● **PROBLEM REQUIREMENTS**:
Copy every line from the records that holds the word "icon".

[[ DATA EXTRACTS, beginning ]]

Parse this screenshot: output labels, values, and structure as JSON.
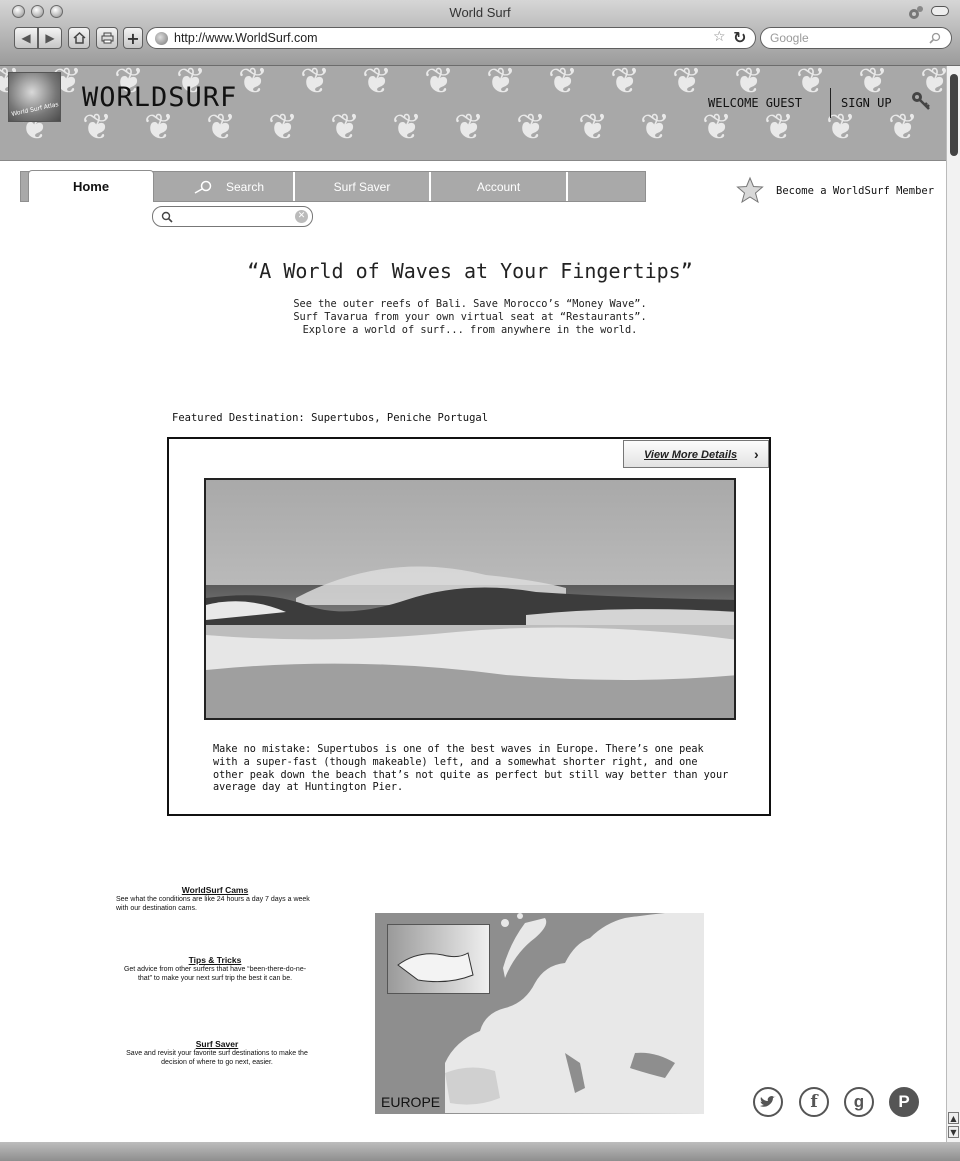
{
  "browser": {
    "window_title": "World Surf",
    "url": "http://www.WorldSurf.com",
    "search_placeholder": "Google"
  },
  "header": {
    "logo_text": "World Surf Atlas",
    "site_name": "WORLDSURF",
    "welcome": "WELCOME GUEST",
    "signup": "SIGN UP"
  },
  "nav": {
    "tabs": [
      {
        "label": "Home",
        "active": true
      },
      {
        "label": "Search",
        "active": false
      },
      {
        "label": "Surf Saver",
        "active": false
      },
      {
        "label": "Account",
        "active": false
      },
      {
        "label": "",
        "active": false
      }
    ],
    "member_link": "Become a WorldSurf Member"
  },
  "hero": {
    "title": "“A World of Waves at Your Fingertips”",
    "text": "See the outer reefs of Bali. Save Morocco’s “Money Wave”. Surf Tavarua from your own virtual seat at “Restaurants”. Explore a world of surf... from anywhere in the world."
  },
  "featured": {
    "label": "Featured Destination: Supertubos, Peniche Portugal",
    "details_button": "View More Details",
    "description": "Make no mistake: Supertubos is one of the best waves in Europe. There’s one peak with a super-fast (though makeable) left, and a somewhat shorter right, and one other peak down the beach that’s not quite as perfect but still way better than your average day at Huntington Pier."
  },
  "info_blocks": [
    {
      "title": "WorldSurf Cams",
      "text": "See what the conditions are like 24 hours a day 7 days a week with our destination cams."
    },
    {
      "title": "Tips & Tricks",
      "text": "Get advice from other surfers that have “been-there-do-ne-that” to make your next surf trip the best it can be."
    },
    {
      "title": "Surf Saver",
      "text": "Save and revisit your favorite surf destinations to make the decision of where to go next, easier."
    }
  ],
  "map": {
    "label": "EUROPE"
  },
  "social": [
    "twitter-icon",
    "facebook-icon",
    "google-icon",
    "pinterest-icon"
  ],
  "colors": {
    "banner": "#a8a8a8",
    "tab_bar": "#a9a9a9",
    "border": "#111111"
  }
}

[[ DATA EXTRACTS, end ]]
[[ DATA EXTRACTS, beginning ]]

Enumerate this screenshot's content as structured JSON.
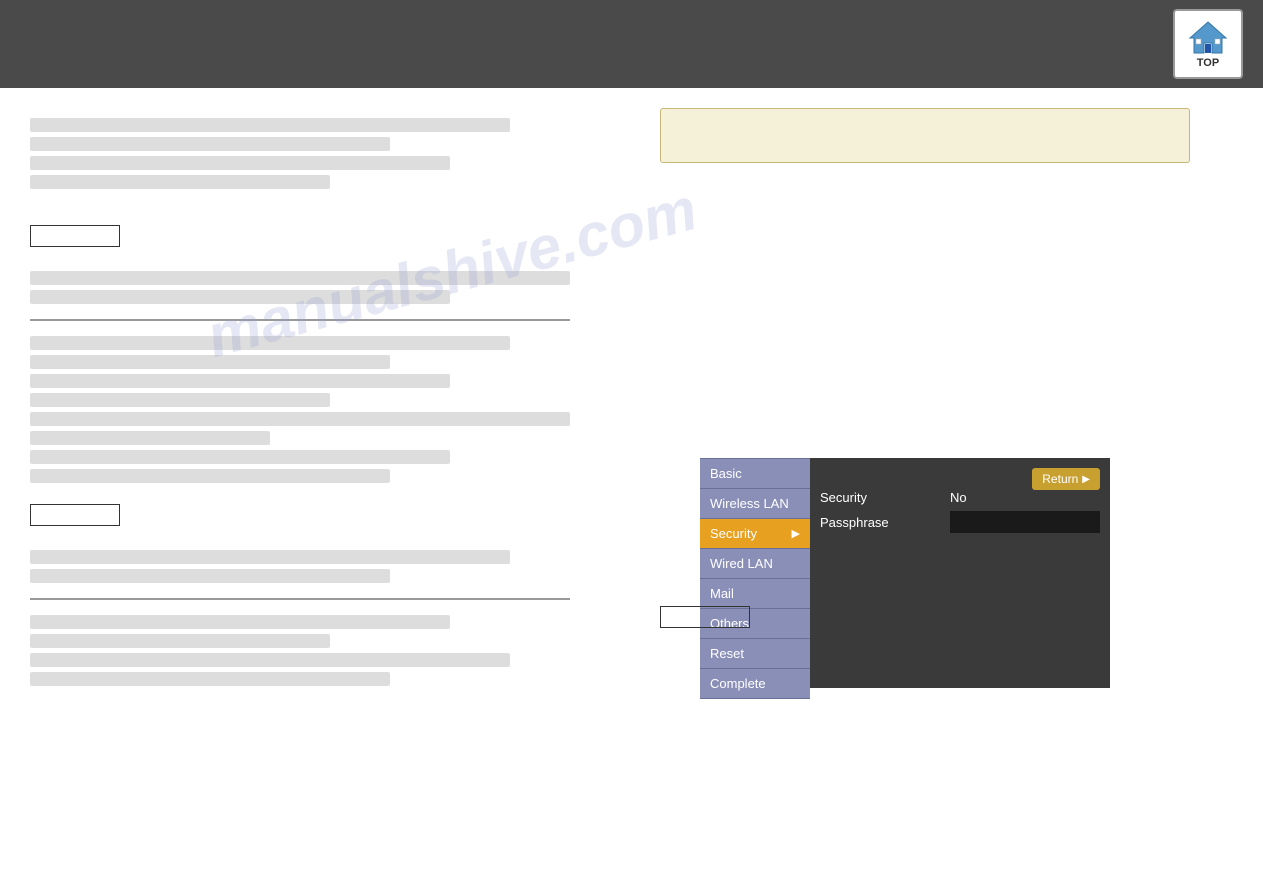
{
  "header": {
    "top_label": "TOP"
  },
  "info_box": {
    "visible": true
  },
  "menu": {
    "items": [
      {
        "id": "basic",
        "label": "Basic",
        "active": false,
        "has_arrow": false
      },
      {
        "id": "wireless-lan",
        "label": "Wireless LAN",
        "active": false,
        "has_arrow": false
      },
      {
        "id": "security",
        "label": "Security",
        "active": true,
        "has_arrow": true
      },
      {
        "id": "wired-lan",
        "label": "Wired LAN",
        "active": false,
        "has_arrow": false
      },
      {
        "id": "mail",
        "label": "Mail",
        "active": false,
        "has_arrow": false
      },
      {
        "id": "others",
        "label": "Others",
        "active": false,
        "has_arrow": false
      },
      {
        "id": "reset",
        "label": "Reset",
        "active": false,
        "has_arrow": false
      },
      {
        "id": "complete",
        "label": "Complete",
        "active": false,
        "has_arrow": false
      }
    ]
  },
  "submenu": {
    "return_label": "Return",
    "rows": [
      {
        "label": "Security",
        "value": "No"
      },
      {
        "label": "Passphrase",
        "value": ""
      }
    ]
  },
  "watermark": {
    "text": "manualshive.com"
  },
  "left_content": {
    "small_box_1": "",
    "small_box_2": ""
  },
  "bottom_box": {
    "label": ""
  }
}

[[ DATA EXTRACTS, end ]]
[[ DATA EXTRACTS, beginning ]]

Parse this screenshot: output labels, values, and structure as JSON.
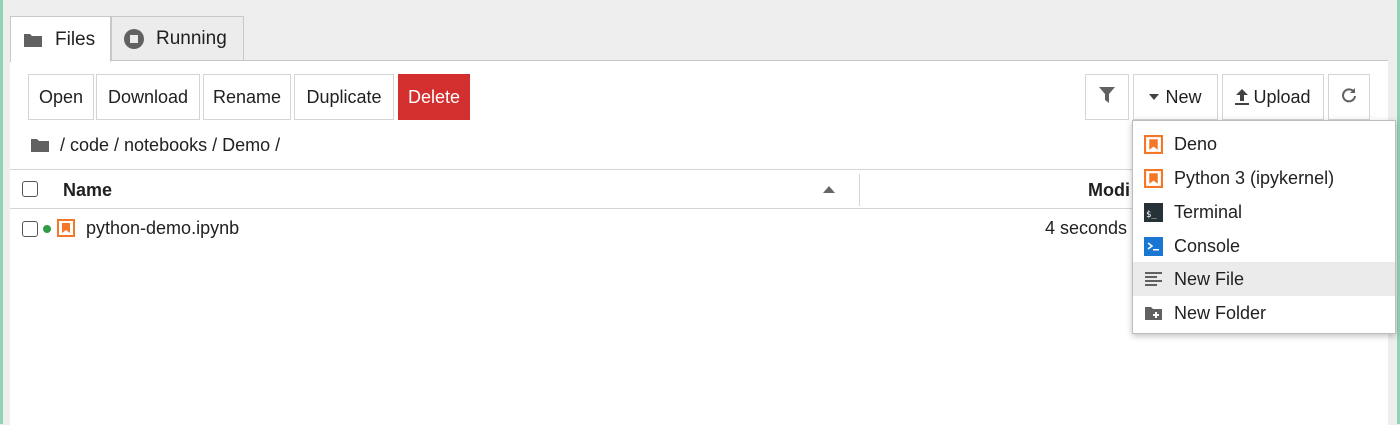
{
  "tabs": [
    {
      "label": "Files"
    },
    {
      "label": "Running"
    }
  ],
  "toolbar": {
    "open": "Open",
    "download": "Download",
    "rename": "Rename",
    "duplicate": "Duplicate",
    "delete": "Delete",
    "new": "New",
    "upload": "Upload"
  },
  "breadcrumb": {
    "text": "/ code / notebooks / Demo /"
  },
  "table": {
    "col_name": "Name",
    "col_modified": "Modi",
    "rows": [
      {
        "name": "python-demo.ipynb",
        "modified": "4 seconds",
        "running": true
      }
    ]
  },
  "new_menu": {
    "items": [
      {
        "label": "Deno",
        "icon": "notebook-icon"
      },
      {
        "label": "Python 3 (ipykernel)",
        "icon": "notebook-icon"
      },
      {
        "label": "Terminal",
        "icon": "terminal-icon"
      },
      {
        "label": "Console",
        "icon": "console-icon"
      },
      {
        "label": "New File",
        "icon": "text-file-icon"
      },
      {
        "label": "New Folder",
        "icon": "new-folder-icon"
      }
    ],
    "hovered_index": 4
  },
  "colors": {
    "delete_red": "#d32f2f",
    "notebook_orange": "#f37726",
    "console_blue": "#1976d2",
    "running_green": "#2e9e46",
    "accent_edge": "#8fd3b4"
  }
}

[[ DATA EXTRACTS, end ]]

● **REPLY**:
    "twitter-icon",
    "facebook-icon",
    "google-icon",
    "pinterest-icon"
        "icon": "notebook-icon"
        "icon": "notebook-icon"
        "icon": "terminal-icon"
        "icon": "console-icon"
        "icon": "text-file-icon"
        "icon": "new-folder-icon"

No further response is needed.